What would you like to achieve this season with Aris?
The objective of Aris this year is to have a great season. A top-four finish will be fantastic. The season has just begun and Aris are through to the next round of the Europa League. The fans know me well from my days at Olympiakos. I signed a one-year deal and so they should expect goals.
You are a striker, in terms of goal-scoring, which has been your best club and which was your worst?
I think Olympiakos was the best in terms of goals return and West Brom was the worst. I never had enough chance to prove myself there (West Brom) before I left, which still hurts in a way.
You last played for the Super Eagles against Zambia in 2017, in a World Cup qualifier in Ndola.
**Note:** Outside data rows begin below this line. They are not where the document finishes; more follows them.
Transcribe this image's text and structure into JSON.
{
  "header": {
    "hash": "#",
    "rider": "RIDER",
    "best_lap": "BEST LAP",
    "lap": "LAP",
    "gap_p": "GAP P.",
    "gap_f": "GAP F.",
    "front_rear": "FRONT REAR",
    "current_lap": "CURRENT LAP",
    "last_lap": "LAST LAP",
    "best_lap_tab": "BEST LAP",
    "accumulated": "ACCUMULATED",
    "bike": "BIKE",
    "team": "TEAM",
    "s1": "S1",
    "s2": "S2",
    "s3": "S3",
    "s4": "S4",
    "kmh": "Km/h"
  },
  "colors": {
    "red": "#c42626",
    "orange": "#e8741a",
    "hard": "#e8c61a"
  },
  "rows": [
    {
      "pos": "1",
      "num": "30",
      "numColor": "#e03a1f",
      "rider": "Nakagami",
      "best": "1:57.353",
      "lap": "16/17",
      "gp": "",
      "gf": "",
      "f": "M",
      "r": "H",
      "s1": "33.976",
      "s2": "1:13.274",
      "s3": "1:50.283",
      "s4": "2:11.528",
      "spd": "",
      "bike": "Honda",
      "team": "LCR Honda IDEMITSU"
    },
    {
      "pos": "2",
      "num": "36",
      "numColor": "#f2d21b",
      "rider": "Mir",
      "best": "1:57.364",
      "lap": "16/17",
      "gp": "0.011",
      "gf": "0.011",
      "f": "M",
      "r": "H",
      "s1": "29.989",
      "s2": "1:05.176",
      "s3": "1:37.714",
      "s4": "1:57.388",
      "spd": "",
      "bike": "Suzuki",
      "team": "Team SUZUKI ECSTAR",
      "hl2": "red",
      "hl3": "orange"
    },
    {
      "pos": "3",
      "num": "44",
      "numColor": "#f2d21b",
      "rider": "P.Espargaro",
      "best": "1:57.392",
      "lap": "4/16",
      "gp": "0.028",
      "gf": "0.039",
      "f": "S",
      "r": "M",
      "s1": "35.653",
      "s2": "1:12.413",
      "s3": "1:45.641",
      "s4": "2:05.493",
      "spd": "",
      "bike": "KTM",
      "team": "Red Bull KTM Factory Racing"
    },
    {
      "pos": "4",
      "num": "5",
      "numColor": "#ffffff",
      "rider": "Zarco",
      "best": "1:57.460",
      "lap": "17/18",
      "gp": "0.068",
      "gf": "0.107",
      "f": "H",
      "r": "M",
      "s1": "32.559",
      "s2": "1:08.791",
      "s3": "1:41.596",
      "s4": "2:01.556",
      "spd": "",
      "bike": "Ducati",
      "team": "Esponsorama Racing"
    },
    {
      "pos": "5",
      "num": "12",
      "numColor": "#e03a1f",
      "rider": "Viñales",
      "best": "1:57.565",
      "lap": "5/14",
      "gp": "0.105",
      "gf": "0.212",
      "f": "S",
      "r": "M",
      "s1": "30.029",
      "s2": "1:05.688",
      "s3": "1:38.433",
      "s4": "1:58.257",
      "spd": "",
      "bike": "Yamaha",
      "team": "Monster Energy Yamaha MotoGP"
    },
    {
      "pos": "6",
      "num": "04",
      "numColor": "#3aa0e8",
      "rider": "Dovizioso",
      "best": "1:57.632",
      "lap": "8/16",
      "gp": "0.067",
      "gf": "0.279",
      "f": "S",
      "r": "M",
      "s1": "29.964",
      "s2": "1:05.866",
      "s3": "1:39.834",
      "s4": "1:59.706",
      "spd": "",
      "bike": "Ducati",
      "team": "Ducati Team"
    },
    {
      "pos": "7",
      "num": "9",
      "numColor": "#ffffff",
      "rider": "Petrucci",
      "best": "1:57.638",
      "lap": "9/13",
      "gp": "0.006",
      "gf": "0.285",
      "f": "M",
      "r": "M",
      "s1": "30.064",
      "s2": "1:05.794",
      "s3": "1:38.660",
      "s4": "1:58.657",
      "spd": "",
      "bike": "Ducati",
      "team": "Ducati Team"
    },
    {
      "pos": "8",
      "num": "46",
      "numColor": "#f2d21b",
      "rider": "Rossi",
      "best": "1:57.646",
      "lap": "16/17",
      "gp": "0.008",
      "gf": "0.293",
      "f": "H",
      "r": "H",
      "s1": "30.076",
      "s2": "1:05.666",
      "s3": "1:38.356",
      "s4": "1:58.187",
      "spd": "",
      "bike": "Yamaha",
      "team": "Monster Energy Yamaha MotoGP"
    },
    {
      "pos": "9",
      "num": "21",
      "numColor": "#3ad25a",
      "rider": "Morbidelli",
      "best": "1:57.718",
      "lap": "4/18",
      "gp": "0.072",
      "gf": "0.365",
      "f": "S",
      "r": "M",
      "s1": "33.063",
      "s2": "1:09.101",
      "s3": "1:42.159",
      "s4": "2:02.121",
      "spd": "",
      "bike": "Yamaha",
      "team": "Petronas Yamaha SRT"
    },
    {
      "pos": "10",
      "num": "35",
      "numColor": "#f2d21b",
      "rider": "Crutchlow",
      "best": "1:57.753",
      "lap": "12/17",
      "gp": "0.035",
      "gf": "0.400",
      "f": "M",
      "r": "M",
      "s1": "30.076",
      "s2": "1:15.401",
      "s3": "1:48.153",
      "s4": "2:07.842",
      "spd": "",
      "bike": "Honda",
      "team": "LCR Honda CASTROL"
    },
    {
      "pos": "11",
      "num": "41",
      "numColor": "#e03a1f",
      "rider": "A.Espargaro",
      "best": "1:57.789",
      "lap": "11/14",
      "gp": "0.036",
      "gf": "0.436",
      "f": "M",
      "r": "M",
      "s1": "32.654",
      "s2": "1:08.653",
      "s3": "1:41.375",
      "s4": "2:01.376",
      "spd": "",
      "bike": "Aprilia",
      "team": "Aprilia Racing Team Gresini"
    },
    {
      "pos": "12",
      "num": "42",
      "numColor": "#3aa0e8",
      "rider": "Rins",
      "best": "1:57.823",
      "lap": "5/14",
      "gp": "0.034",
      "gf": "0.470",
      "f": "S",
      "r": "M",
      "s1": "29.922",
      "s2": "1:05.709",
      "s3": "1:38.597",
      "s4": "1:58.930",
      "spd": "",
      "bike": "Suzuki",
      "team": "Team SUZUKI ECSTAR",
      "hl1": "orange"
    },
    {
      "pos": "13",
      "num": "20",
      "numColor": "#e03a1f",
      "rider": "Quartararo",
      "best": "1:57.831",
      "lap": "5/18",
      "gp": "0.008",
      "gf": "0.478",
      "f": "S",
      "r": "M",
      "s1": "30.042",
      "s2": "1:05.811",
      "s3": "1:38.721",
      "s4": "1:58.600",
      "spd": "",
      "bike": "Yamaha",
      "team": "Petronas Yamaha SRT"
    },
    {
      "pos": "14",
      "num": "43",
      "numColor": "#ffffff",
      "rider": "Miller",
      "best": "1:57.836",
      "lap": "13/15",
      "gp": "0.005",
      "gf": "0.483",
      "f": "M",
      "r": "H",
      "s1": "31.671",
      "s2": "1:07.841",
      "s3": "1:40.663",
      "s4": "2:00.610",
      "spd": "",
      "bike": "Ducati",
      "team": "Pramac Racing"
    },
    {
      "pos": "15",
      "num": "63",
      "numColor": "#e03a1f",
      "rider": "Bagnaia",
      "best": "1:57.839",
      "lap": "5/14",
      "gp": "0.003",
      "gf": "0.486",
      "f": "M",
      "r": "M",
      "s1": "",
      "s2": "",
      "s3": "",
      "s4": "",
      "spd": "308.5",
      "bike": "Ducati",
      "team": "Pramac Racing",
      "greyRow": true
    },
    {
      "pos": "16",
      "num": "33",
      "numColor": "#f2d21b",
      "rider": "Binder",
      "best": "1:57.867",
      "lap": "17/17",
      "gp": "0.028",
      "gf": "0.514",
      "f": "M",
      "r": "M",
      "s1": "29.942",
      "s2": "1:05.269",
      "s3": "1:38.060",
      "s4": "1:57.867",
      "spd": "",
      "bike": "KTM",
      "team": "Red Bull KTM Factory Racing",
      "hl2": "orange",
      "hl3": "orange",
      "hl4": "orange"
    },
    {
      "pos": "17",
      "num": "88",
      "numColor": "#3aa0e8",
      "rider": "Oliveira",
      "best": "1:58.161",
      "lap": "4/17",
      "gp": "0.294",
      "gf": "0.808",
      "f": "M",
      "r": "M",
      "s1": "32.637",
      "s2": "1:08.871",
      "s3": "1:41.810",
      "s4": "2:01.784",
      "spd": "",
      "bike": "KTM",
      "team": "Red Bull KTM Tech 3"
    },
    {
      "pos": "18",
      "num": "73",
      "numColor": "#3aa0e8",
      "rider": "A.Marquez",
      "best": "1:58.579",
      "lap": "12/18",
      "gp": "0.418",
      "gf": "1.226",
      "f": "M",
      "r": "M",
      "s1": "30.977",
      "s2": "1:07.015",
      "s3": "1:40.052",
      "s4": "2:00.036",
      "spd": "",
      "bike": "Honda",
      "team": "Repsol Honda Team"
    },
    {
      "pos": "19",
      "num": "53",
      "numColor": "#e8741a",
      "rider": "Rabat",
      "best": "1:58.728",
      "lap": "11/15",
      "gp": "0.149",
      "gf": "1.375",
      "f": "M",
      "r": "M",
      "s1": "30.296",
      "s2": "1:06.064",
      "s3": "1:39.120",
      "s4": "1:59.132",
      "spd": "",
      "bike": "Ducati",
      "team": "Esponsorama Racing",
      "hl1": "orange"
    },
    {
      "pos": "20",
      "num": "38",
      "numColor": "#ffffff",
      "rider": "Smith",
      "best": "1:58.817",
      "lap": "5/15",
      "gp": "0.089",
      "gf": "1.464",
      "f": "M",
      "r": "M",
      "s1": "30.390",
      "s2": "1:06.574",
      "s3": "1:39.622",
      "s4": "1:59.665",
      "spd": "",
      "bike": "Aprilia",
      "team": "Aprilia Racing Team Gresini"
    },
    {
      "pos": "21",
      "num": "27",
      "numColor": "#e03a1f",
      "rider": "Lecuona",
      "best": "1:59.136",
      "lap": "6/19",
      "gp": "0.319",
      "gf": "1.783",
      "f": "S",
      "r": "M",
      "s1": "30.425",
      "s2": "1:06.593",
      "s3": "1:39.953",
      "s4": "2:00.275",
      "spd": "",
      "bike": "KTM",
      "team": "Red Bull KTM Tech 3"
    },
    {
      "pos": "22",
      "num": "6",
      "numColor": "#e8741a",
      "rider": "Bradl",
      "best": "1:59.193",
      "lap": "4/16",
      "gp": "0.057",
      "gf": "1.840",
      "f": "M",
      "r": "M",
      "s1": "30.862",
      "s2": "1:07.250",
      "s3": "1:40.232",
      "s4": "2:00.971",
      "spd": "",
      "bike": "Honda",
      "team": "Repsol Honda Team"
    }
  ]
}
Are you thinking of a return to the team?
To be honest with you, I’m not thinking of that at the moment. The Super Eagles is the last thing on my mind now. I have been out for long and now I want to focus on my club career. I’ve come to realise I’m unlikely to ever play for my country again. I think I’m more than capable of doing a good job for my country but the fact is that I have been out for 12 months and the best thing is to focus more on getting back to my very best and my club career. It is quite unfortunate from my point of view, but it’s quite plain to see I’m not in the selectors’ plans. Still, I would love to be involved. Representing my country was always the ultimate honour, but it’s just not going to happen any time soon.